I hear on a weekly basis nobody wants to work anymore. Millennials are lazy. People these days are afraid of work. I hired somebody and they left after a week. The list goes on and on.
Maybe it’s not the workers that’s the problem. Maybe it’s your business model. When Millennials have opportunities to do online work at $50 per hour, your minimum wage job doesn’t sound all that great anymore. Don’t get me wrong, I have seen more than one business pay employees more than the owners trying to be fair to employees. But all that does is make the owners resentful of the employees.
There are also great employees out there that are able to do two, three, or four times the work of a new hire because they are motivated, understand the work processes and think about efficiency all the time. I know of a landscaper that went from a 3 person crew to a motivated 2 person crew and did not see any change in productivity. But do these motivated employees make double? Usually not even close.

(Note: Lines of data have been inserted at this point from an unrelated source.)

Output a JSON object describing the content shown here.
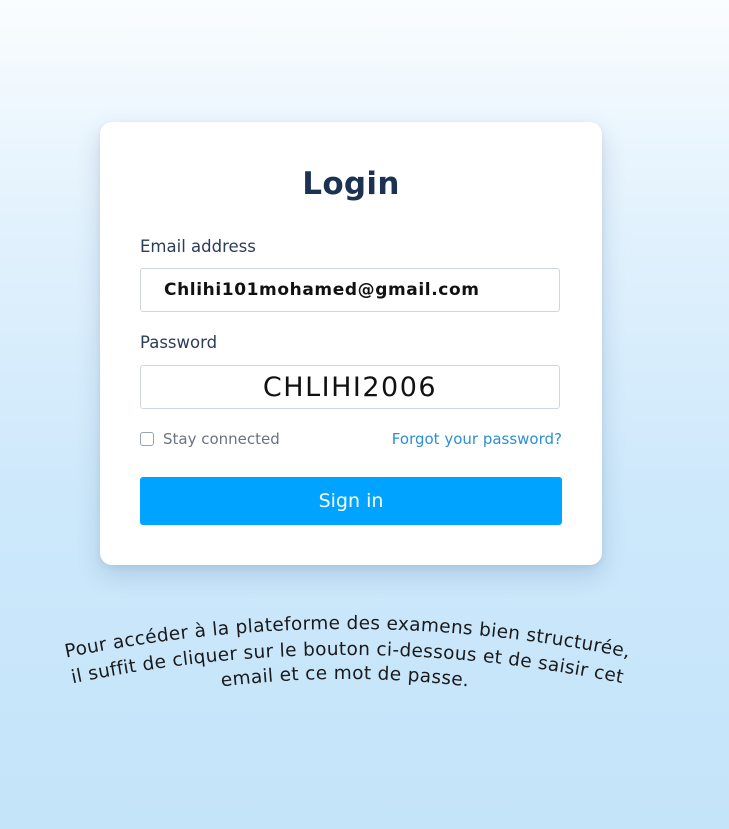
{
  "login": {
    "title": "Login",
    "email_label": "Email address",
    "email_value": "Chlihi101mohamed@gmail.com",
    "password_label": "Password",
    "password_value": "CHLIHI2006",
    "stay_connected_label": "Stay connected",
    "stay_connected_checked": false,
    "forgot_password_link": "Forgot your password?",
    "sign_in_button": "Sign in"
  },
  "caption": {
    "line1": "Pour accéder à la plateforme des examens bien structurée,",
    "line2": "il suffit de cliquer sur le bouton ci-dessous et de saisir cet",
    "line3": "email et ce mot de passe."
  },
  "colors": {
    "title": "#1c3252",
    "link": "#2d8fd5",
    "button": "#00a3ff",
    "background": "#cde8fb"
  }
}
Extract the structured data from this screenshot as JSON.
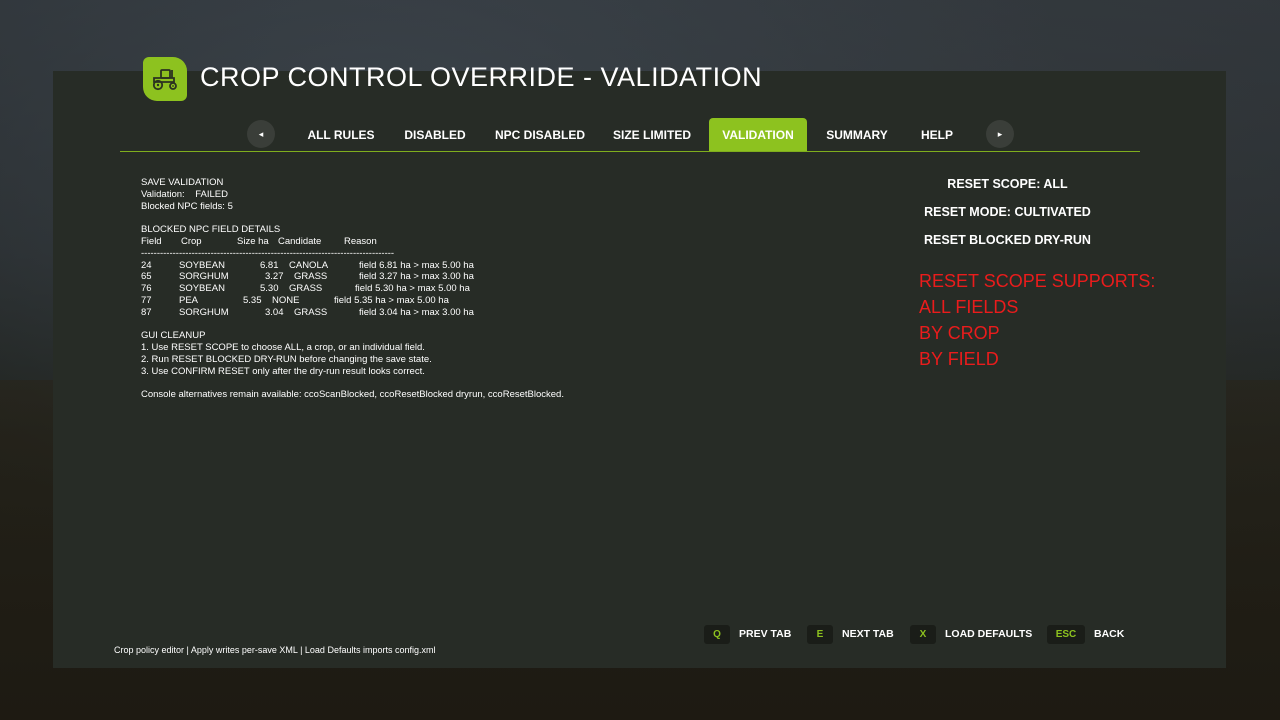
{
  "header": {
    "title": "CROP CONTROL OVERRIDE - VALIDATION",
    "icon": "tractor-icon",
    "accent": "#8dc21f"
  },
  "tabs": {
    "prev_arrow": "◂",
    "next_arrow": "▸",
    "items": [
      {
        "label": "ALL RULES",
        "active": false
      },
      {
        "label": "DISABLED",
        "active": false
      },
      {
        "label": "NPC DISABLED",
        "active": false
      },
      {
        "label": "SIZE LIMITED",
        "active": false
      },
      {
        "label": "VALIDATION",
        "active": true
      },
      {
        "label": "SUMMARY",
        "active": false
      },
      {
        "label": "HELP",
        "active": false
      }
    ]
  },
  "validation": {
    "heading": "SAVE VALIDATION",
    "validation_line": "Validation:    FAILED",
    "blocked_count_line": "Blocked NPC fields: 5",
    "details_heading": "BLOCKED NPC FIELD DETAILS",
    "columns": [
      "Field",
      "Crop",
      "Size ha",
      "Candidate",
      "Reason"
    ],
    "separator": "--------------------------------------------------------------------------------",
    "rows": [
      {
        "field": "24",
        "crop": "SOYBEAN",
        "size": "6.81",
        "candidate": "CANOLA",
        "reason": "field 6.81 ha > max 5.00 ha"
      },
      {
        "field": "65",
        "crop": "SORGHUM",
        "size": "3.27",
        "candidate": "GRASS",
        "reason": "field 3.27 ha > max 3.00 ha"
      },
      {
        "field": "76",
        "crop": "SOYBEAN",
        "size": "5.30",
        "candidate": "GRASS",
        "reason": "field 5.30 ha > max 5.00 ha"
      },
      {
        "field": "77",
        "crop": "PEA",
        "size": "5.35",
        "candidate": "NONE",
        "reason": "field 5.35 ha > max 5.00 ha"
      },
      {
        "field": "87",
        "crop": "SORGHUM",
        "size": "3.04",
        "candidate": "GRASS",
        "reason": "field 3.04 ha > max 3.00 ha"
      }
    ],
    "cleanup_heading": "GUI CLEANUP",
    "cleanup_steps": [
      "1. Use RESET SCOPE to choose ALL, a crop, or an individual field.",
      "2. Run RESET BLOCKED DRY-RUN before changing the save state.",
      "3. Use CONFIRM RESET only after the dry-run result looks correct."
    ],
    "console_note": "Console alternatives remain available: ccoScanBlocked, ccoResetBlocked dryrun, ccoResetBlocked."
  },
  "actions": {
    "reset_scope": "RESET SCOPE: ALL",
    "reset_mode": "RESET MODE: CULTIVATED",
    "reset_dry_run": "RESET BLOCKED DRY-RUN"
  },
  "notes": {
    "color": "#ea1c1c",
    "lines": [
      "RESET SCOPE SUPPORTS:",
      "ALL FIELDS",
      "BY CROP",
      "BY FIELD"
    ]
  },
  "footer": {
    "text": "Crop policy editor | Apply writes per-save XML | Load Defaults imports config.xml",
    "hints": [
      {
        "key": "Q",
        "label": "PREV TAB"
      },
      {
        "key": "E",
        "label": "NEXT TAB"
      },
      {
        "key": "X",
        "label": "LOAD DEFAULTS"
      },
      {
        "key": "ESC",
        "label": "BACK"
      }
    ]
  }
}
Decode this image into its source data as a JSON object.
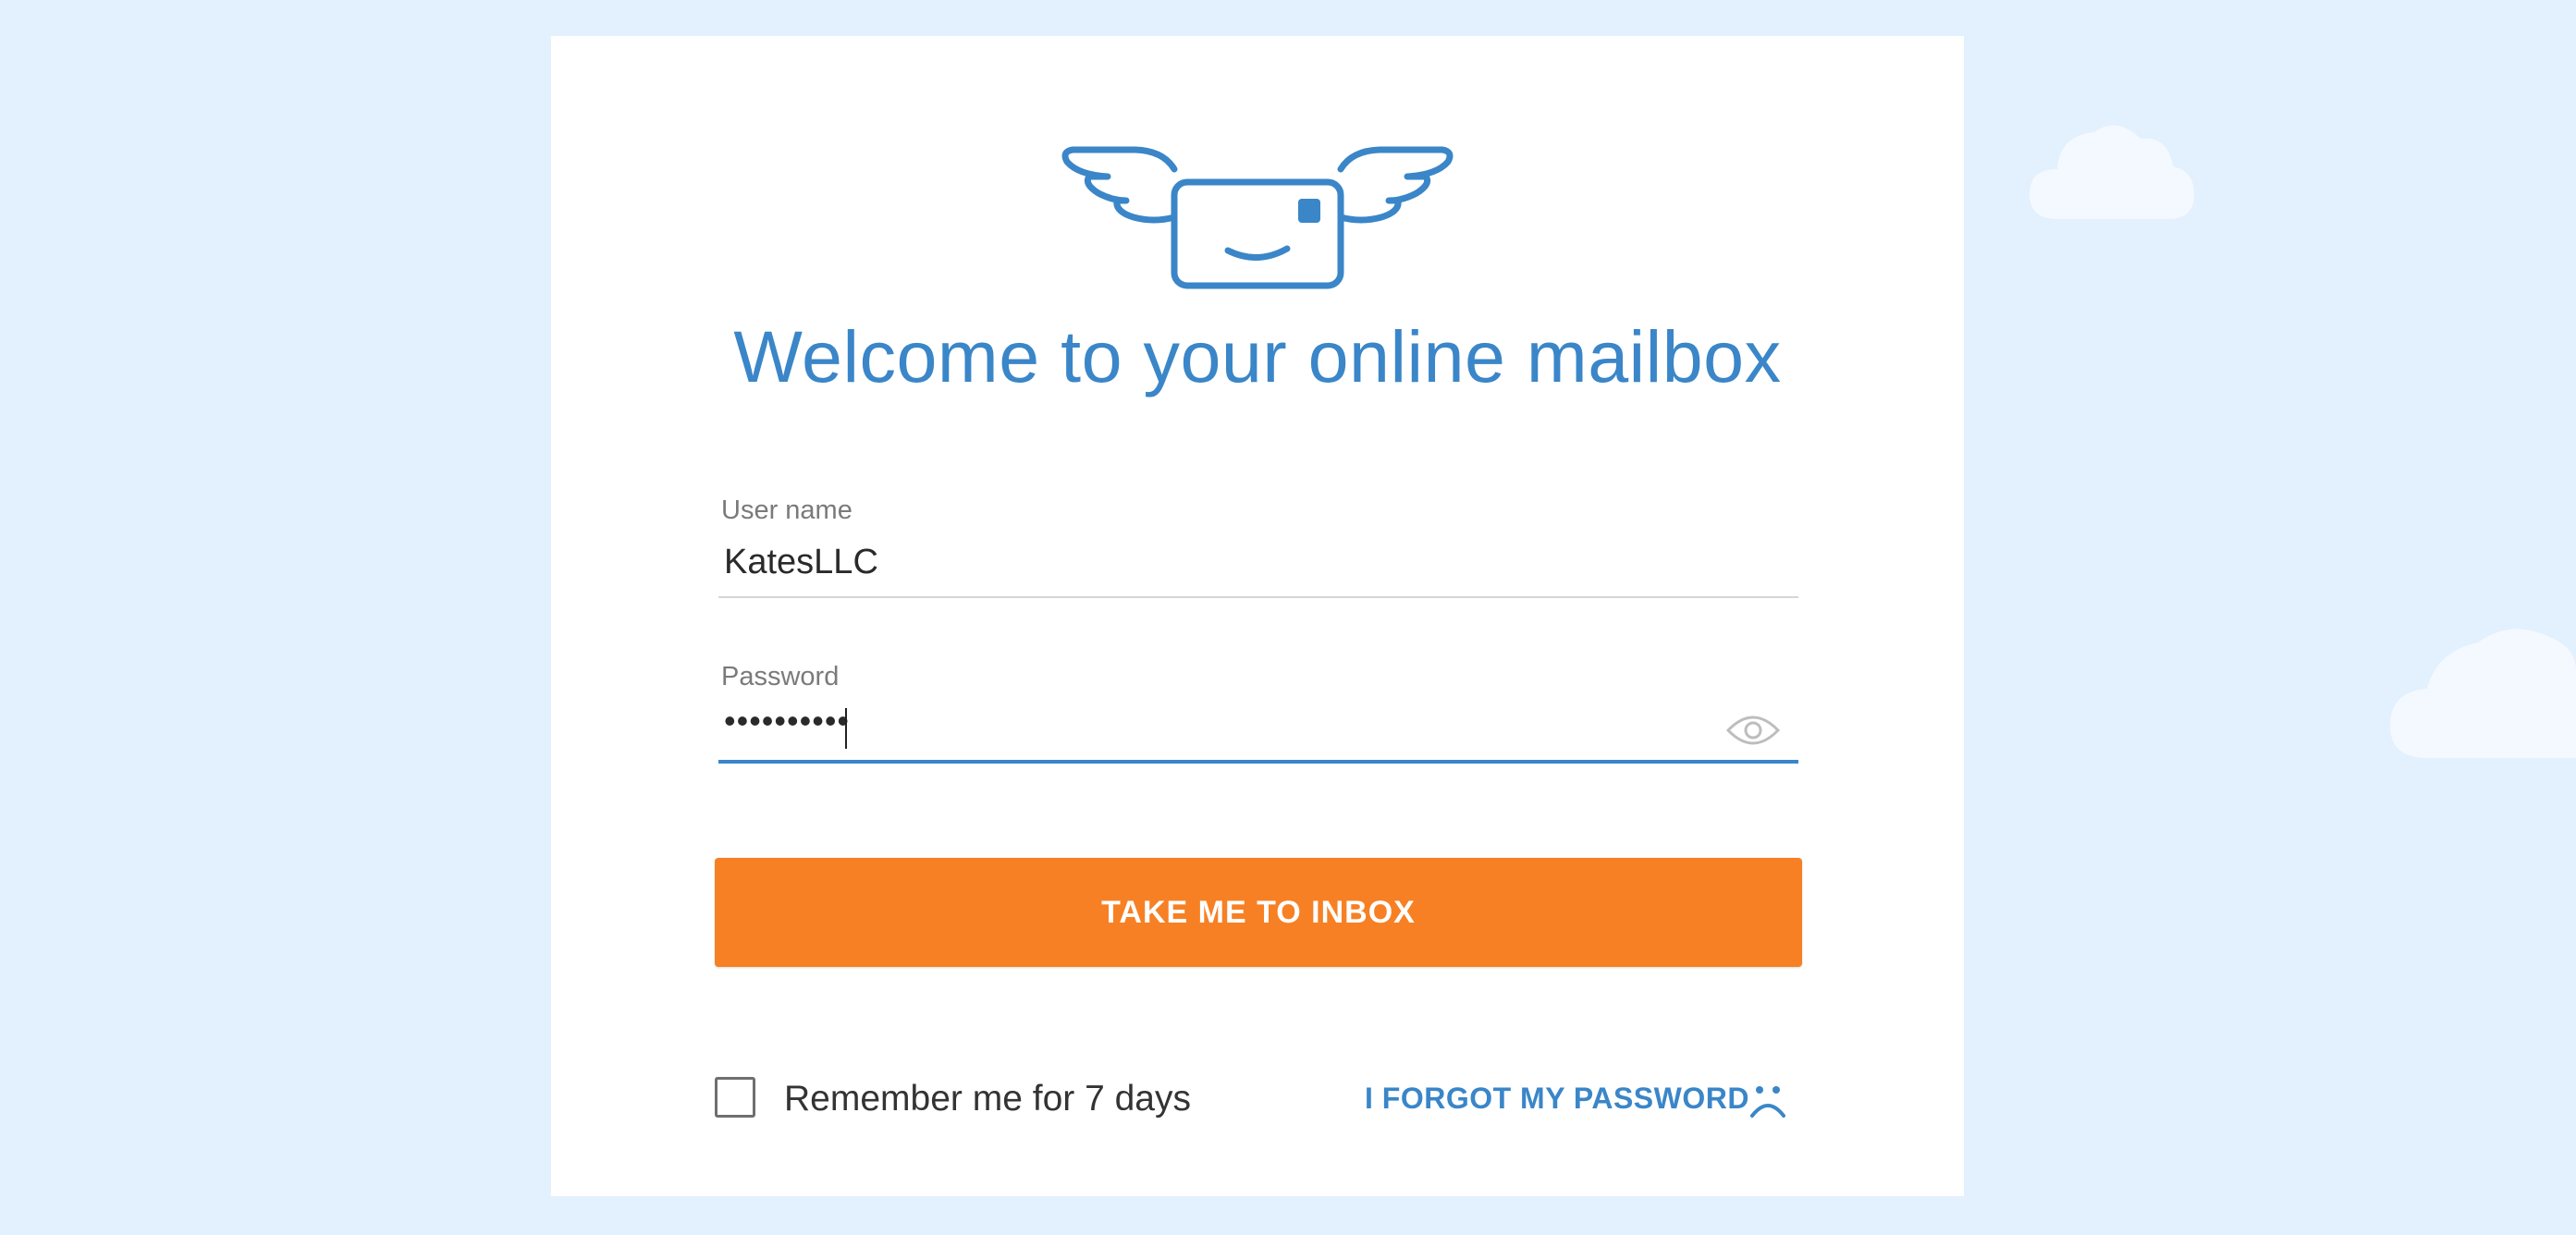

In just about any job market, there are highly qualified people looking for work. But do you have a business environment that they are willing to come to? It’s a hard pill to swallow, but maybe it’s time to look in the mirror and ask what can you do to make the job better.
So what can you do? Beef up your people management skills. From hiring to training programs to management, work on your skills first. Second, improve the profitability so you can hire and keep better people. It may mean walking away from low margin customers, or changing your product mix to attract a different demographic with more disposable income. Third, share in the successes. Give people a say in their future and reward them for a job well done. It is your job to create win-win situations. Look in the mirror, take responsibility and make changes that work.
I have been working with a maple syrup producer recently. It is a very seasonal business with large fluctuations in production driven by the weather. They have been selling wholesale and looking at increasing their profit margins by moving into the retail markets by developing an online store. Everything was on track until Mother Nature decided to throw a curve ball. The crazy spring weather reduced production by 35% from last year. There was barely enough production to cover the wholesale orders.
The retail expansion plans were shelved until next year. At least until we started looking at the numbers a bit more. We had been looking at equipment purchases to package for the retail market and had some solid cost numbers on the equipment and the cost of production for each stage of the operation.
The aha moment came when we asked the question “What if we bought high quality syrup on the wholesale market instead of producing it ourselves?” When we compared our costs to wholesale prices, we found that not only could we make money by buying wholesale and packaging for retail, but we could make as much money as producing it ourselves.
By shifting our focus and looking at different ways of reaching our goals, we came up with a way to continue the growth rate. The original focus was always produce as much as possible and sell what you make. Shifting the focus to finding a way to sell maple syrup instead of produce as much as possible seems like a small change, but it will mean the difference between an average year and a very good year.
The question is, what small changes in your thinking can have big impacts to your business?